Chicken Coops: Housing Your Hens
The purpose of chicken
coops is to
shelter, protect and contain back yard chickens. Coops give chickens
relief from the elements, especially in inclement weather and during
the winter, and keep them safe from chicken predators that will
decimate an unprotected flock. Chicken enclosures also prevent a flock
from wandering unbidden into vegetable gardens, leaving their droppings
on the patio and other frustrating behaviors.
Without denying the benefits of free range chickens, it’s also nice to be able to contain your laying hens for the sake of convenience, good neighborly relations and safety.
There are a few options when it comes to housing your birds. You can buy chicken coop plans and have them built to spec (or make them yourself); purchase a ready-made coop; or, convert an existing shed or structure into a chicken house.
Any of these three methods will work. The size of your flock and budget, as well as what’s already available on your property, will usually make the decision easy for you. If you already have a shed that’s not being used, or of which part could be sectioned off for the birds, that would obviously be the simplest solution.
Of the three, buying a ready-made coop is more of a last resort. It’s typically more expensive than buying the lumber and plans to have one built yourself, and the coops are often not as large or as sturdy. The exception to this is if you have a regular garden shed delivered to your property and retrofit it with nesting boxes for your hens.
A more economical method is to buy a set of chicken coop plans and the lumber and parts needed to create your coop. You can then build it yourself, enlist a handy family member or friend to do the project (barter!) or hire a handyman to put it together. By choosing the plans, you can control the cost and scope of the project.
A good rule of thumb is to allow 2-3 square feet in the house per bird in your flock, if they will also have access to the outdoors.
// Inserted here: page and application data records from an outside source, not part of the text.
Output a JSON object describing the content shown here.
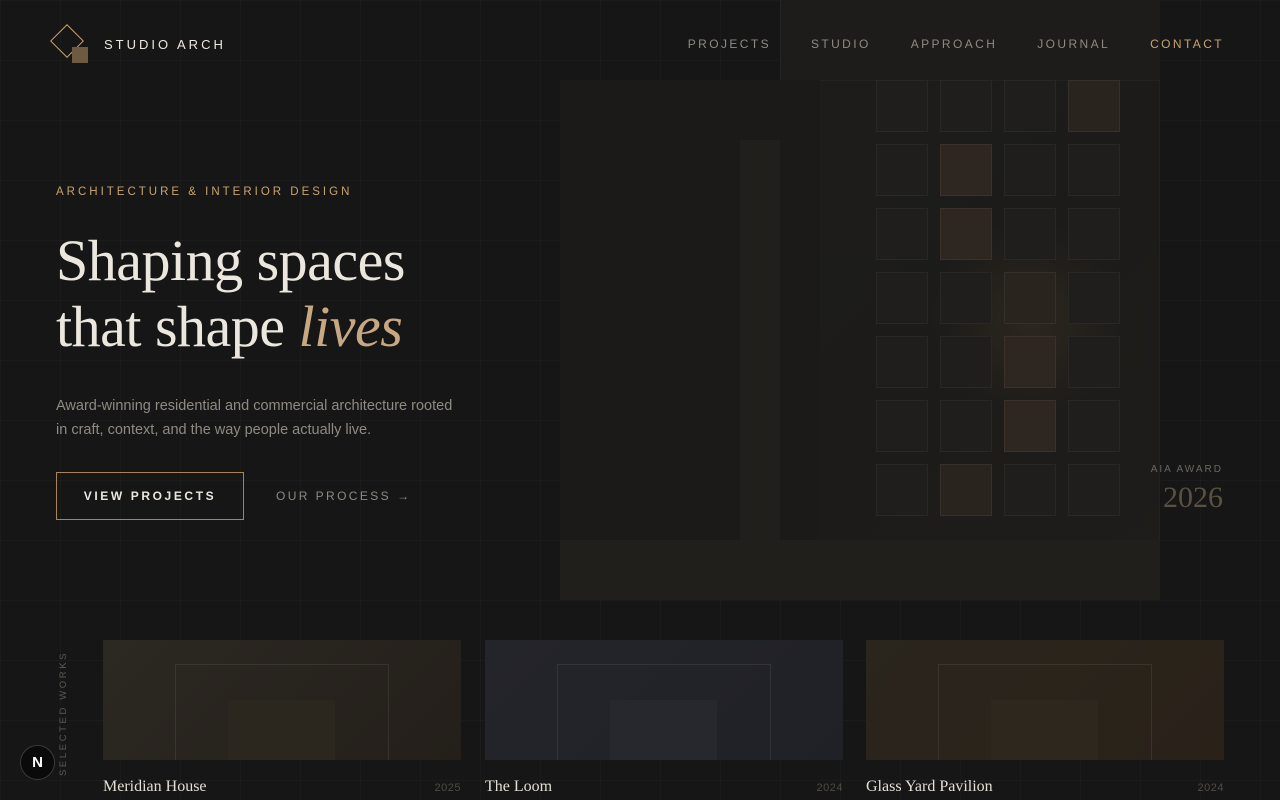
{
  "brand": {
    "name": "STUDIO ARCH",
    "accent": "#c8a46e"
  },
  "nav": {
    "items": [
      {
        "label": "PROJECTS",
        "active": false
      },
      {
        "label": "STUDIO",
        "active": false
      },
      {
        "label": "APPROACH",
        "active": false
      },
      {
        "label": "JOURNAL",
        "active": false
      },
      {
        "label": "CONTACT",
        "active": true
      }
    ]
  },
  "hero": {
    "eyebrow": "ARCHITECTURE & INTERIOR DESIGN",
    "headline_line1": "Shaping spaces",
    "headline_line2": "that shape ",
    "headline_emphasis": "lives",
    "subtitle": "Award-winning residential and commercial architecture rooted in craft, context, and the way people actually live.",
    "primary_button": "VIEW PROJECTS",
    "secondary_link": "OUR PROCESS",
    "secondary_icon": "arrow-right-icon"
  },
  "award": {
    "label": "AIA AWARD",
    "year": "2026"
  },
  "works": {
    "section_label": "SELECTED WORKS",
    "items": [
      {
        "title": "Meridian House",
        "year": "2025",
        "color": "#2a2620"
      },
      {
        "title": "The Loom",
        "year": "2024",
        "color": "#23242a"
      },
      {
        "title": "Glass Yard Pavilion",
        "year": "2024",
        "color": "#2a251d"
      }
    ]
  },
  "badge": {
    "letter": "N"
  }
}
If the coop will be their primary home, they need more like 5-7 square feet per bird, ideally. Obviously, commercial chicken operations give their hens far less space, but that’s not necessarily humane or ideal, and it doesn’t make sense for a small backyard flock.
Given the obvious benefits of a well-designed chicken coop and outdoor enclosure, virtually all backyard chicken owners provide their flocks with a house-like structure. Most ensure that the birds also have indoor nesting boxes and an outdoor scratch yard or free range enclosure, giving their birds the benefits of both outdoor time and protection from danger.
If you're interested in any of the coop plans for the houses pictured here, see Building a Chicken Coop to purchase them.
Go back to Chicken Coop Plans, home to Egg Laying Chickens, or check out other chicken-related resources online:
Best Coop Plans:
How to Build a Chicken Coop - detailed plans and construction guide for making backyard coops.
These chicken coop plans and building guide are the best I've found, and purchased them myself to build our first coops. There are five different chicken coops included, beginning with the most basic double-story ark and culminating with the largest design, the Chicken Barn with attached screened-in chicken yard. I want to use their plans again for their largest chicken coop, the chicken barn, when we are ready to upsize our chicken flock's habitat. The coop pictured here is a medium-sized all-in-one design.
Recommended Chicken Books:
- Homemade Living - Keeping Chickens: All You Need to Know to Care for a Happy, Healthy Flock by Ashley English
- Storey's Guide - Raising Chickens by Gail Damerow
- Barnyard in Your Backyard - A Beginner's Guide to Raising Chickens, Ducks, Geese, Rabbits, Goats, Sheep, and Cattle
Favorite Chicken Quotes
“ A chicken you eat only once — eggs a hundred times." ~ Tajikistani Proverb
“ You cannot cook one half of the chicken and leave the other to lay eggs." ~ Sanskrit Proverb
“ You don’t have to kill the chicken to get eggs." ~ French Proverb